▸ INSTRUCTIONS FOR THE TASK
Whatever appears in the records should be given again exactly, down to the last mark.
══ DATA SECTION ══
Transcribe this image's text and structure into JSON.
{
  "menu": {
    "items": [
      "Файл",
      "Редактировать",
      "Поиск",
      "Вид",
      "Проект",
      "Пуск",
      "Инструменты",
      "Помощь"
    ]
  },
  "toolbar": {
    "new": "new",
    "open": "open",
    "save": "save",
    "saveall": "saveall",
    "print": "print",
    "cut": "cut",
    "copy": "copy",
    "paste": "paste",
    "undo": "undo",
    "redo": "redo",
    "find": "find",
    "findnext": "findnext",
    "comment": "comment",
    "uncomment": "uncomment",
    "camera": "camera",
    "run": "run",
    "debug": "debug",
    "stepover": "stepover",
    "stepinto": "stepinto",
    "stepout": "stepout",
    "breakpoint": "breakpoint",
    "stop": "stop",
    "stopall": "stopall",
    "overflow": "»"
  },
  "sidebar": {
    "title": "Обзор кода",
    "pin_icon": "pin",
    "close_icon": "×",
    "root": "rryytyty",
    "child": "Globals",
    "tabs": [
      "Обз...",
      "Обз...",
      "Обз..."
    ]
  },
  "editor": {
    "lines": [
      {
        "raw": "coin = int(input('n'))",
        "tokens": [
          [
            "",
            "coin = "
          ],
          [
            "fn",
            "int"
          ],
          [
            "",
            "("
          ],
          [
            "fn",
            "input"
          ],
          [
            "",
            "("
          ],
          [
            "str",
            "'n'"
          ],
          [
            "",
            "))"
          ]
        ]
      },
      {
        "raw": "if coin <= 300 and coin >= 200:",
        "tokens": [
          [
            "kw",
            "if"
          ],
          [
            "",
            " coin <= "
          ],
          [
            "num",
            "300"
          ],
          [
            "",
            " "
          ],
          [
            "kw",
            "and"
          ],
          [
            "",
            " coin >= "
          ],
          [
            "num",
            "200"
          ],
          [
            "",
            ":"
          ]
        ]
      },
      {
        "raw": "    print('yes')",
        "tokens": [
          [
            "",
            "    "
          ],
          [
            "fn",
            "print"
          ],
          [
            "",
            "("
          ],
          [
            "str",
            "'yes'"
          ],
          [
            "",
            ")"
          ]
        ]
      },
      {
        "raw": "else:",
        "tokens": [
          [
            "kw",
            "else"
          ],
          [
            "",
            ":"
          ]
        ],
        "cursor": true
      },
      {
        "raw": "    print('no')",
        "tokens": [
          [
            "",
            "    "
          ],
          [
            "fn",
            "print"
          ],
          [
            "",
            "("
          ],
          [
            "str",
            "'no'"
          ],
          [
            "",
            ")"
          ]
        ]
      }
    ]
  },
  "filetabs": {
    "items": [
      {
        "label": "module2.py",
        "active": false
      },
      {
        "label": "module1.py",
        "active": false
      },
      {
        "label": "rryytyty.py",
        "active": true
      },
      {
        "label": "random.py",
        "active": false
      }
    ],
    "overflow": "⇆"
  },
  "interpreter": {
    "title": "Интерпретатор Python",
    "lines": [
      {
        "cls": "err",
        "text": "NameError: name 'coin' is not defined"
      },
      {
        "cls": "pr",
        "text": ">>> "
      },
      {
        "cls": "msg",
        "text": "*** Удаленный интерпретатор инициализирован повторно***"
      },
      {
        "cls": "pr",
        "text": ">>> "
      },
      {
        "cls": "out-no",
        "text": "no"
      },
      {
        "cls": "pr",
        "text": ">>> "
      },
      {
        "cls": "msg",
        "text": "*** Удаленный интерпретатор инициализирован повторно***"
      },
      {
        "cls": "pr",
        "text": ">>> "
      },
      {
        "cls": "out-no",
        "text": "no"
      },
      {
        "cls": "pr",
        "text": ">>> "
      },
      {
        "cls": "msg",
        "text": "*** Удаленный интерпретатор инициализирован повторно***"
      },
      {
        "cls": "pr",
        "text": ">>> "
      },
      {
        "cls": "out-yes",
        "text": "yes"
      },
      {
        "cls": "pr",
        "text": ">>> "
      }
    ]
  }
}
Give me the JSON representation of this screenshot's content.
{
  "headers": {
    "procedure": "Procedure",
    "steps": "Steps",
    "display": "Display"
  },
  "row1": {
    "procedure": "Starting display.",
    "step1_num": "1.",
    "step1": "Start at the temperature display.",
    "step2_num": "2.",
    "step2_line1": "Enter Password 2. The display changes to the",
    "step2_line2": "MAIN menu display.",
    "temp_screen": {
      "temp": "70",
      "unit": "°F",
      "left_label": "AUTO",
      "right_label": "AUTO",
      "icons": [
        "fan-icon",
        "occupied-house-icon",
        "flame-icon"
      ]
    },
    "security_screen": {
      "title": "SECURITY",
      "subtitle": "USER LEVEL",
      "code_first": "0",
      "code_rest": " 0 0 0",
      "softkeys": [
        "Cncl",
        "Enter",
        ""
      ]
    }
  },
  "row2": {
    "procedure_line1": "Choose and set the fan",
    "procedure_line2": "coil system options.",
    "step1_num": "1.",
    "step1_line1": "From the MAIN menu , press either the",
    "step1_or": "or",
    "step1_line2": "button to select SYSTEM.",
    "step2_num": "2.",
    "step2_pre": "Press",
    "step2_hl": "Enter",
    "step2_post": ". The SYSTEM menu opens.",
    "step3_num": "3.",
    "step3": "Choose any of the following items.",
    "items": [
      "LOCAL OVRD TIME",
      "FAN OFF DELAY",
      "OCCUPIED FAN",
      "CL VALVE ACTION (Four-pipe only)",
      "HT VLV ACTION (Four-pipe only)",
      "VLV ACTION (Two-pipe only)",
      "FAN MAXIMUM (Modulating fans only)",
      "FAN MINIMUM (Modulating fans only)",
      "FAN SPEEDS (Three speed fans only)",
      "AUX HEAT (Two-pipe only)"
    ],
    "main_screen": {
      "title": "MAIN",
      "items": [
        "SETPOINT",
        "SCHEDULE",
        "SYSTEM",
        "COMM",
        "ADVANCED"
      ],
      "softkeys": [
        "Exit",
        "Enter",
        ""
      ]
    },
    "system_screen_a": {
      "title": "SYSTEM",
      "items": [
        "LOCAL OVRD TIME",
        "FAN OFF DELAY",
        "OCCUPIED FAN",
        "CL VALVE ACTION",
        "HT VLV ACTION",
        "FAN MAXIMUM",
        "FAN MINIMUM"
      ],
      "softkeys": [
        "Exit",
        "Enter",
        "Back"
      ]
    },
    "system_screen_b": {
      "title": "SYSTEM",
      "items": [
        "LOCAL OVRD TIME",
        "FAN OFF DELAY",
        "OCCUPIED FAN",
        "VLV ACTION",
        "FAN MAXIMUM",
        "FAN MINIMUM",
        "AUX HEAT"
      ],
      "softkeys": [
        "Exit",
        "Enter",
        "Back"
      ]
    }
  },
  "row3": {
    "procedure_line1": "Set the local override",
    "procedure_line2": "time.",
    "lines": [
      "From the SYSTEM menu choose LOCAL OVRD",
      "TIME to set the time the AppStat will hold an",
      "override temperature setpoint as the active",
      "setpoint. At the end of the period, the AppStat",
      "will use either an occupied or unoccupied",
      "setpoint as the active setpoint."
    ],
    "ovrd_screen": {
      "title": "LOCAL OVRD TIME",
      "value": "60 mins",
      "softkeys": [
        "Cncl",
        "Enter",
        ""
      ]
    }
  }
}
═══
▸ SOLUTION TO THIS EXERCISE
Transcribe this image's text and structure into JSON.
{
  "menu": {
    "items": [
      "Файл",
      "Редактировать",
      "Поиск",
      "Вид",
      "Проект",
      "Пуск",
      "Инструменты",
      "Помощь"
    ]
  },
  "toolbar": {
    "new": "new",
    "open": "open",
    "save": "save",
    "saveall": "saveall",
    "print": "print",
    "cut": "cut",
    "copy": "copy",
    "paste": "paste",
    "undo": "undo",
    "redo": "redo",
    "find": "find",
    "findnext": "findnext",
    "comment": "comment",
    "uncomment": "uncomment",
    "camera": "camera",
    "run": "run",
    "debug": "debug",
    "stepover": "stepover",
    "stepinto": "stepinto",
    "stepout": "stepout",
    "breakpoint": "breakpoint",
    "stop": "stop",
    "stopall": "stopall",
    "overflow": "»"
  },
  "sidebar": {
    "title": "Обзор кода",
    "pin_icon": "pin",
    "close_icon": "×",
    "root": "rryytyty",
    "child": "Globals",
    "tabs": [
      "Обз...",
      "Обз...",
      "Обз..."
    ]
  },
  "editor": {
    "lines": [
      {
        "raw": "coin = int(input('n'))",
        "tokens": [
          [
            "",
            "coin = "
          ],
          [
            "fn",
            "int"
          ],
          [
            "",
            "("
          ],
          [
            "fn",
            "input"
          ],
          [
            "",
            "("
          ],
          [
            "str",
            "'n'"
          ],
          [
            "",
            "))"
          ]
        ]
      },
      {
        "raw": "if coin <= 300 and coin >= 200:",
        "tokens": [
          [
            "kw",
            "if"
          ],
          [
            "",
            " coin <= "
          ],
          [
            "num",
            "300"
          ],
          [
            "",
            " "
          ],
          [
            "kw",
            "and"
          ],
          [
            "",
            " coin >= "
          ],
          [
            "num",
            "200"
          ],
          [
            "",
            ":"
          ]
        ]
      },
      {
        "raw": "    print('yes')",
        "tokens": [
          [
            "",
            "    "
          ],
          [
            "fn",
            "print"
          ],
          [
            "",
            "("
          ],
          [
            "str",
            "'yes'"
          ],
          [
            "",
            ")"
          ]
        ]
      },
      {
        "raw": "else:",
        "tokens": [
          [
            "kw",
            "else"
          ],
          [
            "",
            ":"
          ]
        ],
        "cursor": true
      },
      {
        "raw": "    print('no')",
        "tokens": [
          [
            "",
            "    "
          ],
          [
            "fn",
            "print"
          ],
          [
            "",
            "("
          ],
          [
            "str",
            "'no'"
          ],
          [
            "",
            ")"
          ]
        ]
      }
    ]
  },
  "filetabs": {
    "items": [
      {
        "label": "module2.py",
        "active": false
      },
      {
        "label": "module1.py",
        "active": false
      },
      {
        "label": "rryytyty.py",
        "active": true
      },
      {
        "label": "random.py",
        "active": false
      }
    ],
    "overflow": "⇆"
  },
  "interpreter": {
    "title": "Интерпретатор Python",
    "lines": [
      {
        "cls": "err",
        "text": "NameError: name 'coin' is not defined"
      },
      {
        "cls": "pr",
        "text": ">>> "
      },
      {
        "cls": "msg",
        "text": "*** Удаленный интерпретатор инициализирован повторно***"
      },
      {
        "cls": "pr",
        "text": ">>> "
      },
      {
        "cls": "out-no",
        "text": "no"
      },
      {
        "cls": "pr",
        "text": ">>> "
      },
      {
        "cls": "msg",
        "text": "*** Удаленный интерпретатор инициализирован повторно***"
      },
      {
        "cls": "pr",
        "text": ">>> "
      },
      {
        "cls": "out-no",
        "text": "no"
      },
      {
        "cls": "pr",
        "text": ">>> "
      },
      {
        "cls": "msg",
        "text": "*** Удаленный интерпретатор инициализирован повторно***"
      },
      {
        "cls": "pr",
        "text": ">>> "
      },
      {
        "cls": "out-yes",
        "text": "yes"
      },
      {
        "cls": "pr",
        "text": ">>> "
      }
    ]
  }
}
Give me the JSON representation of this screenshot's content.
{
  "headers": {
    "procedure": "Procedure",
    "steps": "Steps",
    "display": "Display"
  },
  "row1": {
    "procedure": "Starting display.",
    "step1_num": "1.",
    "step1": "Start at the temperature display.",
    "step2_num": "2.",
    "step2_line1": "Enter Password 2. The display changes to the",
    "step2_line2": "MAIN menu display.",
    "temp_screen": {
      "temp": "70",
      "unit": "°F",
      "left_label": "AUTO",
      "right_label": "AUTO",
      "icons": [
        "fan-icon",
        "occupied-house-icon",
        "flame-icon"
      ]
    },
    "security_screen": {
      "title": "SECURITY",
      "subtitle": "USER LEVEL",
      "code_first": "0",
      "code_rest": " 0 0 0",
      "softkeys": [
        "Cncl",
        "Enter",
        ""
      ]
    }
  },
  "row2": {
    "procedure_line1": "Choose and set the fan",
    "procedure_line2": "coil system options.",
    "step1_num": "1.",
    "step1_line1": "From the MAIN menu , press either the",
    "step1_or": "or",
    "step1_line2": "button to select SYSTEM.",
    "step2_num": "2.",
    "step2_pre": "Press",
    "step2_hl": "Enter",
    "step2_post": ". The SYSTEM menu opens.",
    "step3_num": "3.",
    "step3": "Choose any of the following items.",
    "items": [
      "LOCAL OVRD TIME",
      "FAN OFF DELAY",
      "OCCUPIED FAN",
      "CL VALVE ACTION (Four-pipe only)",
      "HT VLV ACTION (Four-pipe only)",
      "VLV ACTION (Two-pipe only)",
      "FAN MAXIMUM (Modulating fans only)",
      "FAN MINIMUM (Modulating fans only)",
      "FAN SPEEDS (Three speed fans only)",
      "AUX HEAT (Two-pipe only)"
    ],
    "main_screen": {
      "title": "MAIN",
      "items": [
        "SETPOINT",
        "SCHEDULE",
        "SYSTEM",
        "COMM",
        "ADVANCED"
      ],
      "softkeys": [
        "Exit",
        "Enter",
        ""
      ]
    },
    "system_screen_a": {
      "title": "SYSTEM",
      "items": [
        "LOCAL OVRD TIME",
        "FAN OFF DELAY",
        "OCCUPIED FAN",
        "CL VALVE ACTION",
        "HT VLV ACTION",
        "FAN MAXIMUM",
        "FAN MINIMUM"
      ],
      "softkeys": [
        "Exit",
        "Enter",
        "Back"
      ]
    },
    "system_screen_b": {
      "title": "SYSTEM",
      "items": [
        "LOCAL OVRD TIME",
        "FAN OFF DELAY",
        "OCCUPIED FAN",
        "VLV ACTION",
        "FAN MAXIMUM",
        "FAN MINIMUM",
        "AUX HEAT"
      ],
      "softkeys": [
        "Exit",
        "Enter",
        "Back"
      ]
    }
  },
  "row3": {
    "procedure_line1": "Set the local override",
    "procedure_line2": "time.",
    "lines": [
      "From the SYSTEM menu choose LOCAL OVRD",
      "TIME to set the time the AppStat will hold an",
      "override temperature setpoint as the active",
      "setpoint. At the end of the period, the AppStat",
      "will use either an occupied or unoccupied",
      "setpoint as the active setpoint."
    ],
    "ovrd_screen": {
      "title": "LOCAL OVRD TIME",
      "value": "60 mins",
      "softkeys": [
        "Cncl",
        "Enter",
        ""
      ]
    }
  }
}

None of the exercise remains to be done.